- Editor’s Note
Bioethicists have, of course, always been concerned with death: we have asked when should we allow it to happen without trying to stave it off any longer; whether is it ever acceptable for doctors to hasten or cause it; how can we make death a dignified and relatively humane experience for the dying and for their loved ones; and how we can and cannot treat human remains. We discussed all of these classic ethical issues even when death itself seemed to be a fairly straightforward, all-or-nothing concept: life and death were natural, biological states, and people were either alive, with a beating heart and a working brain, or they were dead, and everything in them had stopped. But over the last several decades, technological advances have made the nature of death itself more and more complicated and philosophically puzzling, and less and less binary. We can now replace natural hearts with artificial hearts, sustain “life” artificially even in the absence of any sort of agency or consciousness, and distinguish between the “death” of different parts of the brain. For these reasons, it is no longer obvious what counts as death or being dead. And concomitantly, we face new ethical issues around interventions into life and death that cannot be reduced easily to ending or continuing life.

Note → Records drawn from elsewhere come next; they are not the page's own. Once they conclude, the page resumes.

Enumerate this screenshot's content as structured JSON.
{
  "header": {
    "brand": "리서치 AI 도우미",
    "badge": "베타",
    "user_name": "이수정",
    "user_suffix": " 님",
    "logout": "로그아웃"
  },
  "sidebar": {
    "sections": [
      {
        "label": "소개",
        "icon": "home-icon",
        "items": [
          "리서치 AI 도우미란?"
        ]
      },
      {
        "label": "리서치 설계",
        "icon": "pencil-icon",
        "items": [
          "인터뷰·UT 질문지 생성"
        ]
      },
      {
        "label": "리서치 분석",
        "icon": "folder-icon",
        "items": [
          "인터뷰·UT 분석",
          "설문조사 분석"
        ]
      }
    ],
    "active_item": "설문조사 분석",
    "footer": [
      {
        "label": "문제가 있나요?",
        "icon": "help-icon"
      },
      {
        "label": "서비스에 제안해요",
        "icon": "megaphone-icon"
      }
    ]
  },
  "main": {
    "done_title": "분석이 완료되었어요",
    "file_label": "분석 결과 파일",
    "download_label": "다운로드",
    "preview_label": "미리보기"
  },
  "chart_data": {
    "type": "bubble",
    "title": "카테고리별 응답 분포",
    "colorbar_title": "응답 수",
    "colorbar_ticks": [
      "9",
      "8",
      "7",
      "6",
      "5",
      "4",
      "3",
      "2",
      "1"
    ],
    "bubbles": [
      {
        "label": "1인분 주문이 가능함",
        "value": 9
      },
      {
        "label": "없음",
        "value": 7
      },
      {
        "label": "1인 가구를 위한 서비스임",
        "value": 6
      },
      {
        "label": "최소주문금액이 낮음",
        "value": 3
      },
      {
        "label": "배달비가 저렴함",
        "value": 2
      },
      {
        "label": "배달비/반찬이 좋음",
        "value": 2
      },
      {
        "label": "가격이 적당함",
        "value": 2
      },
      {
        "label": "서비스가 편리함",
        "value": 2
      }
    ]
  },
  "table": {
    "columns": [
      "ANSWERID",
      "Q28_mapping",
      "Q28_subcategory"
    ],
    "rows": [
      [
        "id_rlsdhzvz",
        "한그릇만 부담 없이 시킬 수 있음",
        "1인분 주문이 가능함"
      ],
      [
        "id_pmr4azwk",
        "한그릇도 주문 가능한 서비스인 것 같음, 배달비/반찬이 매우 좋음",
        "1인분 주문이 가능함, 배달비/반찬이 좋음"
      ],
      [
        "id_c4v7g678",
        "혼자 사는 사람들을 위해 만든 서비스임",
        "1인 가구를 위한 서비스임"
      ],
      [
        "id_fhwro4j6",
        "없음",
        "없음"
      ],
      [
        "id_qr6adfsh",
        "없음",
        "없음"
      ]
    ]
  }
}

This issue of the Kennedy Institute of Ethics Journal contains a series of papers that explore some of these new ethical issues that arise as death becomes technically managed and broken into parts in new ways. Each paper explores its topic with concrete nuance, rather than as an abstract conceptual puzzle, and they thereby jointly display just how complicated the place of death in medicine has become.
In “The Total Artificial Heart and the Dilemma of Deactivation,” Ben Bronner asks when it is ethical to deactivate a patient’s artificial heart. On the one hand, since having an artificial heart is not a natural state but a kind of therapeutic intervention, it seems like it should be up to a competent patient to ask doctors to discontinue this intervention. On the other hand, many people think it is not permissible for a physician to intentionally kill a patient. Bronner explores this tension, which is produced by the blurring of the line between self-sustaining and artificially supported [End Page vii] life. In “Sedation Until Death: Are the Requirements Laid Down in the Guidelines Too Restrictive?” Govert den Hartogh examines the ethics of sedation until death, focusing on guidelines that require the preservation of the patient’s consciousness to whatever extent possible. He argues that these guidelines are unjustified, and explores the ethical complexities involved in forcing consciousness upon a patient. Finally, in “Sustaining a Pregnant Cadaver for the Purpose of Gestating a Fetus: A Limited Defense,” Bertha Manninen looks at the painful topic of brain-dead pregnant women, whose fetuses develop into viable children if they are artificially kept “alive.” Brain-dead patients on life support are not neatly classifiable as either alive or dead, but their fetuses may be alive, albeit only in a special dependent and underdeveloped state. Balancing the needs and interests of two beings, neither of which can be quickly categorized either as a living person with interests or as a non-person, is a deep and tricky problem. Together these articles explore boundaries between life and death and the ethical complexities raised by our technological ability to manage these boundaries.
In addition, this issue features two essays that concern the codification of medical and bioethical norms. Harold Schmidt and Jason Schwartz, in “The Missions of National Commissions: Mapping the Forms and Functions of Bioethics Advisory Bodies,” provide a framework for thinking about what the ethical and practical role of national ethics commissions should be. We invest a great deal of energy into such commissions but so far they have operated without any settled or explicit view concerning what sort of voice they should adopt. Schmidt and Schwartz explore various roles for such committees, and defend a model in which they should be pluralist bodies that include a variety of ethical perspectives and interests. Finally, Thomas Huddle’s article, “Putting Patient Autonomy in...